Published by OnlyBestLaptops, on Sep 30 2010, in the categories: OLPC
First Contact. The XO-1 has a rather unique aesthetic. Raw White and green apple, it can still go almost unnoticed closed – it turn into a suitcase, which is useful for transport, but where nothing is planned for the magazine – but once opened, beyond ears (they are wireless antennas, which also serves to maintain the unit locks closed and protection of communications ports) and apple green keyboard do not discreetly.
The screen is a nice surprise (see box). It does not say much on the keyboard, actually reserved for smaller fingers, or the touchpad, a limited area and occasionally participated mishaps sending the pointer across the screen.
Being able to flip the screen and plate, visible on the keyboard is a good idea, ideal for reading long texts.
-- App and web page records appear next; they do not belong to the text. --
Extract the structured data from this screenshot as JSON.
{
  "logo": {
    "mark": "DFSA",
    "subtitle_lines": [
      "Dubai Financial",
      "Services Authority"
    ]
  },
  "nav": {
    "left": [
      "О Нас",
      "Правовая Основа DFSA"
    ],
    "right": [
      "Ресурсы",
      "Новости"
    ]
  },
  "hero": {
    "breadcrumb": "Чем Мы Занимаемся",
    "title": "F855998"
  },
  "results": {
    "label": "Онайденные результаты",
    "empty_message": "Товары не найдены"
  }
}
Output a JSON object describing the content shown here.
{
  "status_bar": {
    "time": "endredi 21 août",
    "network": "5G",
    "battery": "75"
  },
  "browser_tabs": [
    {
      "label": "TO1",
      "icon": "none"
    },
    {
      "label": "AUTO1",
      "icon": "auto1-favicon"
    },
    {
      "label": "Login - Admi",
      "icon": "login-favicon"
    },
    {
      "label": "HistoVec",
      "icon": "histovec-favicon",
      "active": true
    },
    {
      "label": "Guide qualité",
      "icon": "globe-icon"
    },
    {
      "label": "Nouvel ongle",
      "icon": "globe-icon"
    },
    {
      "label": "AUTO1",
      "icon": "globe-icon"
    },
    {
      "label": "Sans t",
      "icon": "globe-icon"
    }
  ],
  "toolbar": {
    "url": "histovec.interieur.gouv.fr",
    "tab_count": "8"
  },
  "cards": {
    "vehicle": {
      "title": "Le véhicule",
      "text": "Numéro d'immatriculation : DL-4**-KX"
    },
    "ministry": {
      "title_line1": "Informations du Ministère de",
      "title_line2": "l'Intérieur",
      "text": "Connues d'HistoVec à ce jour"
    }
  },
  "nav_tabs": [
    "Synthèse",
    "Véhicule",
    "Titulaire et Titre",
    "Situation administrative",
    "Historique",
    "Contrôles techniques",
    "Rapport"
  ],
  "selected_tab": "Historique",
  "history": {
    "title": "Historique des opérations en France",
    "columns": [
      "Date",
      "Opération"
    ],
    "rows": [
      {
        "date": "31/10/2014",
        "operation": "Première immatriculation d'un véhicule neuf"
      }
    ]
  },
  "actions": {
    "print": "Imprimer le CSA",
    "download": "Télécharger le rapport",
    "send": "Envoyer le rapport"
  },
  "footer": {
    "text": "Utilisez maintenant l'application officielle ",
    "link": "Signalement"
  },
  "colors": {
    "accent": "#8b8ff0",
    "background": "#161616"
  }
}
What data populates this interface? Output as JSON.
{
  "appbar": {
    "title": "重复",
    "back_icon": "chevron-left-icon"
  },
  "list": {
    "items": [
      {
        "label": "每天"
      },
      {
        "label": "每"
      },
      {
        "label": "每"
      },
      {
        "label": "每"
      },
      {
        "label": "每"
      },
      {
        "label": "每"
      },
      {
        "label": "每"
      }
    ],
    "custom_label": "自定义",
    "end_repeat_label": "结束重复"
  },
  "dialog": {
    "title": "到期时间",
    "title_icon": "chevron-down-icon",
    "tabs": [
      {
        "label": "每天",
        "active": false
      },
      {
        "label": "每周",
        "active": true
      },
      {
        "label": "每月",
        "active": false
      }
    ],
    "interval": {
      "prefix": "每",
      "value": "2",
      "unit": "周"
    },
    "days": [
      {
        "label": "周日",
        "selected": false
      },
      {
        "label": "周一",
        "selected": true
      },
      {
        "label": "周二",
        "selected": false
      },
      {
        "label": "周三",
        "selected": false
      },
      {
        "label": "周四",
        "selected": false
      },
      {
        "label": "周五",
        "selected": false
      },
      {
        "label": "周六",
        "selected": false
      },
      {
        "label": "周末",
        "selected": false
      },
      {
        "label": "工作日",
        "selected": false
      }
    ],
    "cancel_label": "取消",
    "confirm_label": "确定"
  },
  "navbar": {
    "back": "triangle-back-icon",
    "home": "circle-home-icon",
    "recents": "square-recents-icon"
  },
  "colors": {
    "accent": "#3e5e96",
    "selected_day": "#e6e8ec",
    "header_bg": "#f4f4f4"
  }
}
The button at the bottom left of the screen to rotate the display to orient the pages in the length of the screen. The navigation pad is then also shifted to keep scrolling natural, but the touchpad is likewise not altered – it complicates, for example, the zoom setting of a PDF to paste the screen dimensions , hence the pointer 90 ° to the direction in which we slide a finger.
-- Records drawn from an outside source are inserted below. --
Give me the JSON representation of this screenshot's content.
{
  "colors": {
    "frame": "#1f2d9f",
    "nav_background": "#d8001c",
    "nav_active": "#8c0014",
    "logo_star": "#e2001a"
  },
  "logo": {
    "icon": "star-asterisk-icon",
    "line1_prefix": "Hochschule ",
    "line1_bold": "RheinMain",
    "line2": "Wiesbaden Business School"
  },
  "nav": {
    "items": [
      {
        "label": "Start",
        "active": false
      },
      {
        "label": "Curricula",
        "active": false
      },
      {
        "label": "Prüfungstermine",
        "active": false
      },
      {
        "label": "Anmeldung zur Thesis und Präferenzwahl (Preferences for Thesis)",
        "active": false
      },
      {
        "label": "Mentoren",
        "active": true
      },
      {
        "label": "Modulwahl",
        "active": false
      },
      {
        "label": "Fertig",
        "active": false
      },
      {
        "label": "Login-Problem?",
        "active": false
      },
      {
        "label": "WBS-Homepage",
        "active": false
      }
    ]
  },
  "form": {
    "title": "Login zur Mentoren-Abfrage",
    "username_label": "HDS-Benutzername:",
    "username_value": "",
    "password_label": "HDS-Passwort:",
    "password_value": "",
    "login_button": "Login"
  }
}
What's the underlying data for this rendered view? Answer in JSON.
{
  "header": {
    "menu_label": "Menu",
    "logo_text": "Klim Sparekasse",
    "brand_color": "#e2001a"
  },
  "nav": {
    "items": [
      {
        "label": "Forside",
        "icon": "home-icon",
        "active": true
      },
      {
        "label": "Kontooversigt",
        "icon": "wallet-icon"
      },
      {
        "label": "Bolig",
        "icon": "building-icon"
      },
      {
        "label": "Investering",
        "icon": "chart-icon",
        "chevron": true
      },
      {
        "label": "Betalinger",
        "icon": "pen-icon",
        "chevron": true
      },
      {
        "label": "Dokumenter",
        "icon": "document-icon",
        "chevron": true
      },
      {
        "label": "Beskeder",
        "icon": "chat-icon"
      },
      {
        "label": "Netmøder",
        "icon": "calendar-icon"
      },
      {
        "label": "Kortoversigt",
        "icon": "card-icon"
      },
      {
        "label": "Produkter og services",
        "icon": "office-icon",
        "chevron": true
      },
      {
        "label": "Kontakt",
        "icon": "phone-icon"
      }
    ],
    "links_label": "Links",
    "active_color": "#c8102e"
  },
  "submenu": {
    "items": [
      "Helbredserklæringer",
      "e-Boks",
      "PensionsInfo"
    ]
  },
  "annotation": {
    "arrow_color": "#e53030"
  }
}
Use. The XO-1 uses a special interface, called Sugar. It is notable for a display window at a time, always in full screen, which is actually more suited to the small screen of an ultra-portable. It also offers a home page where favorite applications are arranged in a circle and take a hands rather easy.
Basically, the operating system for its part is based on Fedora Linux 9 and X.org graphical interface. It is also possible for hobbyists, to install another Linux – Ubuntu, Debian, or Damn Small Linux and Puppy are known to run on the XO-1 – and Windows XP has been announced for the coming months OLPC hoping to overcome the reluctance of governments accustomed to Microsoft.
However, to use, the XO-1 has a major weakness: its lack of responsiveness. It takes two minutes to start, ten seconds to launch any application … Once it started, everything is fine, but starts are really long and tiresome quickly.
Good idea? Adequate or not, the idea of making computers in the poorest regions of our planet is nice. The achievement is more questionable, mainly by its slowness.
It might have it taken from an existing Linux distribution especially optimized for configurations limited or dispose of some components left to lose a bit in compatibility. After all, we had machines perfectly usable though much slower, taking advantage of suitable operating systems, so it should remain possible.
Outside of that reservation, the device is pretty well thought out, solid and practical. One can also think more worth of computer bases adopted with a device nodes that are no bases at all …
In short, it already looks XO-2 (the cons), proposed recently, which should take the form of a big Nintendo DS and, hopefully, will be a little more responsive. And who should also know a little more success in operations “at a you, a home, becoming home to a nice e-book reader displaying two pages side-by-screw.11